Brief
If a line in the records below contains the word "structured", return that line.

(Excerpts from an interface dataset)
+ + + + + + +

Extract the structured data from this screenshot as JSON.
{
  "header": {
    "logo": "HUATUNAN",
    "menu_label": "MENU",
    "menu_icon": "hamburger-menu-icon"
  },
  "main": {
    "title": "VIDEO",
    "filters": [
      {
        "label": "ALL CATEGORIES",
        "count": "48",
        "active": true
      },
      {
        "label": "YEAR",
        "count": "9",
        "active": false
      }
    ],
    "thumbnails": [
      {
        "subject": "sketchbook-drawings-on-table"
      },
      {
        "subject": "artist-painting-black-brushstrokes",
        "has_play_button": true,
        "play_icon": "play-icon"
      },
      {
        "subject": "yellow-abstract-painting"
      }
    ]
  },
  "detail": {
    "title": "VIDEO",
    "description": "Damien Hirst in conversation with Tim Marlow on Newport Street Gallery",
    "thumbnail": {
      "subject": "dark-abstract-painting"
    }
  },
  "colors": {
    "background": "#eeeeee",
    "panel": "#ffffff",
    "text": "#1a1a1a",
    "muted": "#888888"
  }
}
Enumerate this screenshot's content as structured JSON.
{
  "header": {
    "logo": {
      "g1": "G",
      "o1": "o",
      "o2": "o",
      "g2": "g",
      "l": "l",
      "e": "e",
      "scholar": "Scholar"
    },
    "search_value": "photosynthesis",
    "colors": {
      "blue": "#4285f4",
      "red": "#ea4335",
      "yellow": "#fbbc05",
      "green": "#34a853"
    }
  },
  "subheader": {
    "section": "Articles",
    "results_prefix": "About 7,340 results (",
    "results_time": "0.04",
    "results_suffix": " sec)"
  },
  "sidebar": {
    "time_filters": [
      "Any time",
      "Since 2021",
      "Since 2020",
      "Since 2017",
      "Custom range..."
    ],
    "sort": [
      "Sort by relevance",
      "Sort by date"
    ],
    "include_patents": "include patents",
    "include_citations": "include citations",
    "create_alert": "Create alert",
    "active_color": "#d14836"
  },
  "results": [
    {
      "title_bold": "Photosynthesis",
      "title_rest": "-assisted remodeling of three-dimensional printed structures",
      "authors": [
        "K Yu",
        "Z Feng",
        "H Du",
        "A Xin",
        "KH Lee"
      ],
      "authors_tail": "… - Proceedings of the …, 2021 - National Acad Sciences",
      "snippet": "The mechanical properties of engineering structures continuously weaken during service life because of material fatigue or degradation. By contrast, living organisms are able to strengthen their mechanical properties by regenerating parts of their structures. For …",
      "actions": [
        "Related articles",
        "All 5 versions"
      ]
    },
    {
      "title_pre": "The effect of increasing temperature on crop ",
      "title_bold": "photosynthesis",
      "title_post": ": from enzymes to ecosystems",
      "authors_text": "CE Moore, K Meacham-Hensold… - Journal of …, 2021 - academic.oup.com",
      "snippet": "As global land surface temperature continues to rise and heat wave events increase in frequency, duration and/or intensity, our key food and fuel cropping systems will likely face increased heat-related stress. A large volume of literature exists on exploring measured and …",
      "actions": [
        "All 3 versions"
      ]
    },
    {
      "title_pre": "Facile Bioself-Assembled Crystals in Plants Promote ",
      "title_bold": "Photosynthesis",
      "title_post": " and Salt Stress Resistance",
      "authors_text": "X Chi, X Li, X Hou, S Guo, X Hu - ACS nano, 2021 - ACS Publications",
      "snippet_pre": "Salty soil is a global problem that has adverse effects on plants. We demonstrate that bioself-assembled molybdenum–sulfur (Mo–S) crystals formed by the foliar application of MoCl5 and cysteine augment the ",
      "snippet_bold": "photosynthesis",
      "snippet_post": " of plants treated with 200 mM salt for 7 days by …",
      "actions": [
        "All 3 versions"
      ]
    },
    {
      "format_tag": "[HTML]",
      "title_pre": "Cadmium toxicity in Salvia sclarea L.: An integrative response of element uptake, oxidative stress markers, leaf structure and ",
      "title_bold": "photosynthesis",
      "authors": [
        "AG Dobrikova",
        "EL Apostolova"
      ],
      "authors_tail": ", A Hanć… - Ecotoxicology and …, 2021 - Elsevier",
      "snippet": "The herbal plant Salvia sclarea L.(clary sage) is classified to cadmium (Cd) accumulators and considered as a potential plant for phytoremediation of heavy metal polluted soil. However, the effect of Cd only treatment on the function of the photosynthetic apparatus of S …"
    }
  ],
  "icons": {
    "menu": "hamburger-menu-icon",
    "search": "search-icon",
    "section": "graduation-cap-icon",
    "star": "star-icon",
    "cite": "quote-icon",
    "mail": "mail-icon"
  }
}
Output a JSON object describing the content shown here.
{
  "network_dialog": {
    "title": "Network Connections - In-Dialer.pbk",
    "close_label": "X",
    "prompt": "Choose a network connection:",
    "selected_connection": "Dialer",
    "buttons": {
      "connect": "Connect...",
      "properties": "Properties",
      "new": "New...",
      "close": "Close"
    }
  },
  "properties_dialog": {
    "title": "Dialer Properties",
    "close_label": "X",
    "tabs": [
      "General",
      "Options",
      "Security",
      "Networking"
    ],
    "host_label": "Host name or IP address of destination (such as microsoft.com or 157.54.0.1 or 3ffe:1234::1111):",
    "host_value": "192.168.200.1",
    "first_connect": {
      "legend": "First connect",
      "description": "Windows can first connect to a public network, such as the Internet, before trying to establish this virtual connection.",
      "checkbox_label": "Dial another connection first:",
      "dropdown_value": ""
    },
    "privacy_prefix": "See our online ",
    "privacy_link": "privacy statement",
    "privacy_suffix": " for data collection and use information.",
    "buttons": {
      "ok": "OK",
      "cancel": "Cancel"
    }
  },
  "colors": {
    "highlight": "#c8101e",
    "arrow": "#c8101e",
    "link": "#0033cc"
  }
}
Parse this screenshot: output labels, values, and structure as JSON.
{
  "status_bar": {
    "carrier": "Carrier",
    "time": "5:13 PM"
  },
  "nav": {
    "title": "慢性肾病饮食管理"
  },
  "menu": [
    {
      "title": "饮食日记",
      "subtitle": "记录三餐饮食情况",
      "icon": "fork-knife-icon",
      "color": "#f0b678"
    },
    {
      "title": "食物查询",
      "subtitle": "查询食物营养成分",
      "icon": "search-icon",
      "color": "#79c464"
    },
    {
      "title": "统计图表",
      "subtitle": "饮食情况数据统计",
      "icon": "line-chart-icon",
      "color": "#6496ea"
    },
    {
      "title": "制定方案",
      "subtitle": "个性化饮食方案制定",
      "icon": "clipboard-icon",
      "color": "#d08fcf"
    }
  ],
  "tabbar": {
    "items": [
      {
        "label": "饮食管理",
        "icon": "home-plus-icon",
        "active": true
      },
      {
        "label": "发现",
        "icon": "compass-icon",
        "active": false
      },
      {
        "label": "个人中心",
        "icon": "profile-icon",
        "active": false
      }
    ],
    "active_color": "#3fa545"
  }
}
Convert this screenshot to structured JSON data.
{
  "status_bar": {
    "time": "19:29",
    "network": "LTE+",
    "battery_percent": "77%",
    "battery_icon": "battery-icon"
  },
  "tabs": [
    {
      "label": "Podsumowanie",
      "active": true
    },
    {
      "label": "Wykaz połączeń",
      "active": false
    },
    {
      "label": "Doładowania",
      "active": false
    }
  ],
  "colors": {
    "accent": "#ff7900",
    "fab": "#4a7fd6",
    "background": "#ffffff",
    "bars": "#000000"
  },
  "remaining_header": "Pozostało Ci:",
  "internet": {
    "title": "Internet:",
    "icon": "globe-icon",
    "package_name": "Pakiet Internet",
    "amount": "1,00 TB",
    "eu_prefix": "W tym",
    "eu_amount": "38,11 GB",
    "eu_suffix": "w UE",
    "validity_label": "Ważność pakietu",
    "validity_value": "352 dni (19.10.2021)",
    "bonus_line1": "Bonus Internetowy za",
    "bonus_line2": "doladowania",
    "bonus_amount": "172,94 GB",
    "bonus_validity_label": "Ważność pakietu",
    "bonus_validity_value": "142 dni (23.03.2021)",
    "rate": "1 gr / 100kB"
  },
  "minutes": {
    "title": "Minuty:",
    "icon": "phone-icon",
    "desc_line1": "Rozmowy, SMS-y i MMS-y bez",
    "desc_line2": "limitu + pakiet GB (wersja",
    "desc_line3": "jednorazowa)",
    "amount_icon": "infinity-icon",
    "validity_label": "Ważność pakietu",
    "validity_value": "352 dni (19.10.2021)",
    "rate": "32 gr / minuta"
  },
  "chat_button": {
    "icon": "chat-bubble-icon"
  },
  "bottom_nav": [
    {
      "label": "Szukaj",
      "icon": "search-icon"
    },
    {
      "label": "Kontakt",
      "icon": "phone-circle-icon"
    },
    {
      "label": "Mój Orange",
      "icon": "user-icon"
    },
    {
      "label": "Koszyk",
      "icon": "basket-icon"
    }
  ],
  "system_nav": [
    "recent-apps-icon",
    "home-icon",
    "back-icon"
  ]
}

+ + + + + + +

Result below
Extract the structured data from this screenshot as JSON.
Enumerate this screenshot's content as structured JSON.
Convert this screenshot to structured JSON data.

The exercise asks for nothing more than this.